Mining on the Iron Range
by Greta Bahnemann, Metadata Librarian, Minnesota Digital Library, Minitex
Think Like a Historian
Observe a Primary Source Item and Record Your Thoughts
- What is happening in the photograph or letter, diary, etc.? What just happened, or what is about to happen?
- Describe the people you see in the image. How do they relate to each other and to the photographer? If there are no people in the image, what is the subject of the photograph?
- Look for details that show when the photo was taken – time of day, season, and year. Do the people in the photograph look different than people today? How are their clothing, shoes, and hair styles different? Also look for differences in things like transportation, housing, equipment, and general infrastructure.
Think about the Creator, Audience, Context, Relationships
- What is the author/creator's point of view? What was the author's purpose?
- Who is the intended audience for this primary source material?
- Explain how the source tells its story.
- What was happening locally, regionally, or nationally when this primary source material was created?
- How does this item relate to other content in this Primary Source Set and/or the rest of the Minnesota Digital Library collection? Compare and contrast two resources.
Finally, using the clues you have observed, try to figure out why the source was created. By asking these questions, you have begun to understand the what, who, where, when and why of the primary source material – and ultimately, the story it tells.
Discussion Questions & Activities
- Why did so many immigrants become miners on the Minnesota Iron Range?
- Based on the photographs of the freight train and the ore boats, how did these forms of transportation help shape iron mining?
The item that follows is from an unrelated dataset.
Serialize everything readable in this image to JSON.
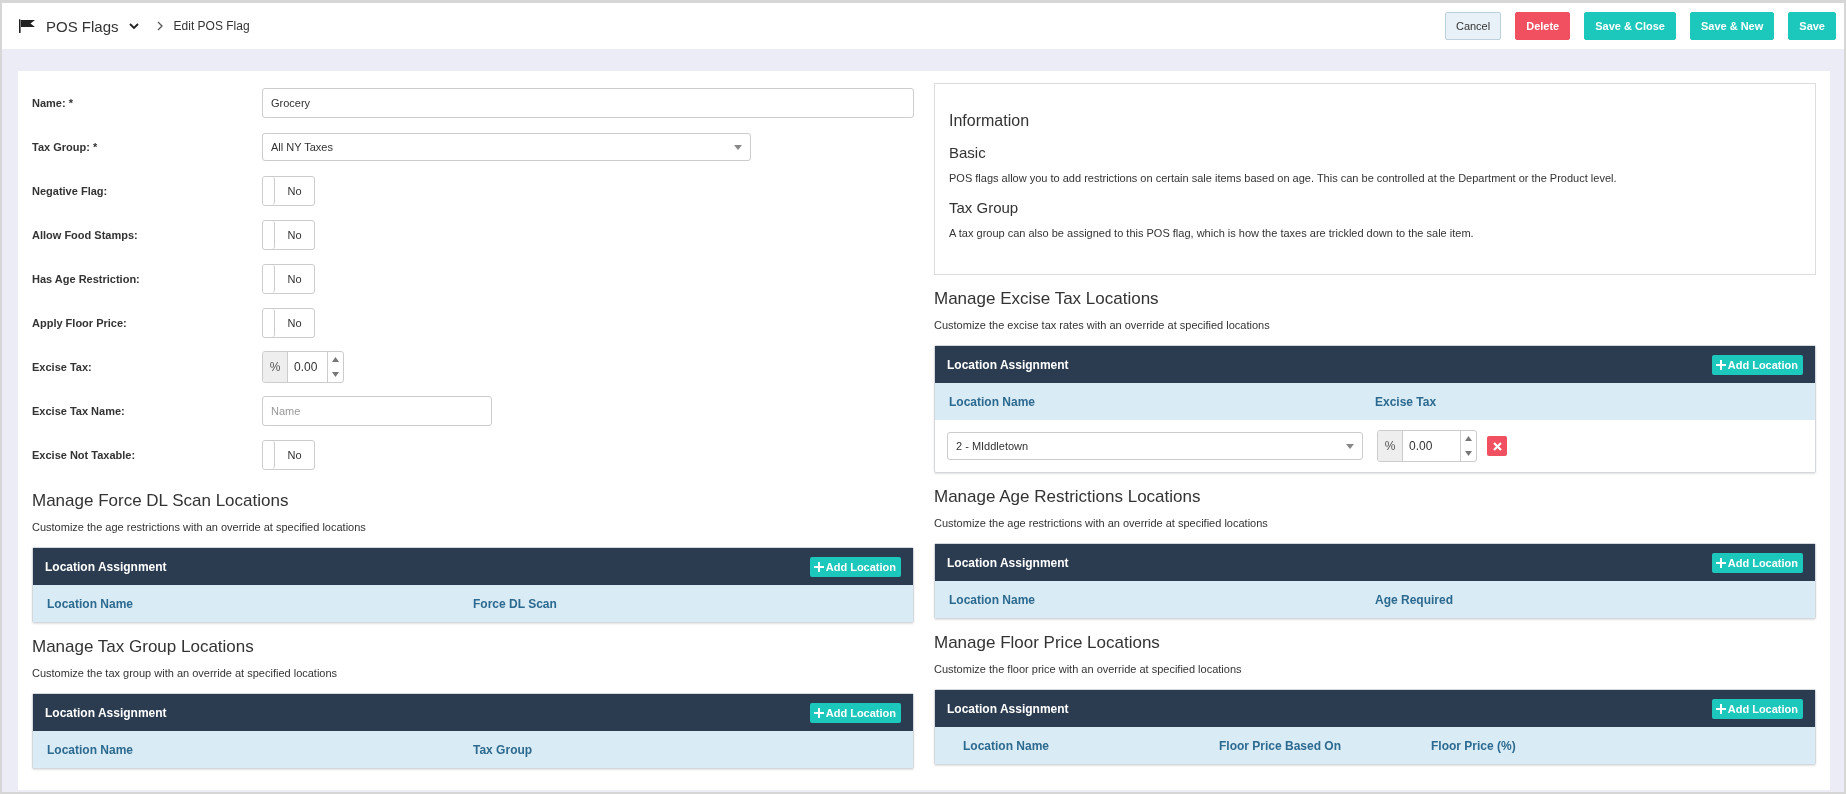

What role did Lake Superior play in sending ore to other locations?
- Examine the photographs of the Company Picnic and the Company Vegetable Garden in Ely. How do you think the mining companies shaped the communities miners lived in? Was it a postiive or negative influence?
- Use the items in this set to think about different perspectives within iron mining - including mine owners, supervisory employees, mine workers, children of iron miners, the role of women, etc. Break students into small groups and assign each group a particular point of view (or character) represented by these sources. These might include the mine owners, a miner, the wife of a miner, the child of a miner, etc. Each group should use items in this set to considering the following: Describe this character’s role in iron mining. How do they participate? How does this character feel about the institution of mining? What are its advantages and/or disadvantages from his/her perspective? What are this character’s goals? Dreams? Anxieties?
eLibrary Minnesota Resources (for Minnesota residents)
Additional Resources for Research
- Alanen, Arnold R. “Years of Change on the Iron Range.” In Minnesota in a Century of Change: The State and Its People Since 1900, edited by Clifford E. Clark, Jr., 155–194. St. Paul: Minnesota Historical Society Press, 1989.
- Holmquist, June Drenning, ed. They Chose Minnesota: A Survey of the State’s Ethnic Groups. St. Paul: Minnesota Historical Society Press, 1981.
- MNopedia, Minnesota Historical Society. "Immigration to the Iron Range, 1880–1930." Accessed April 22, 2016. http://www.mnopedia.org/immigration-iron-range-1880-1930
- MNopedia, Minnesota Historical Society. "Opening of the Mesabi Iron Range." Accessed April 22, 2016. http://www.mnopedia.org/event/opening-mesabi-iron-range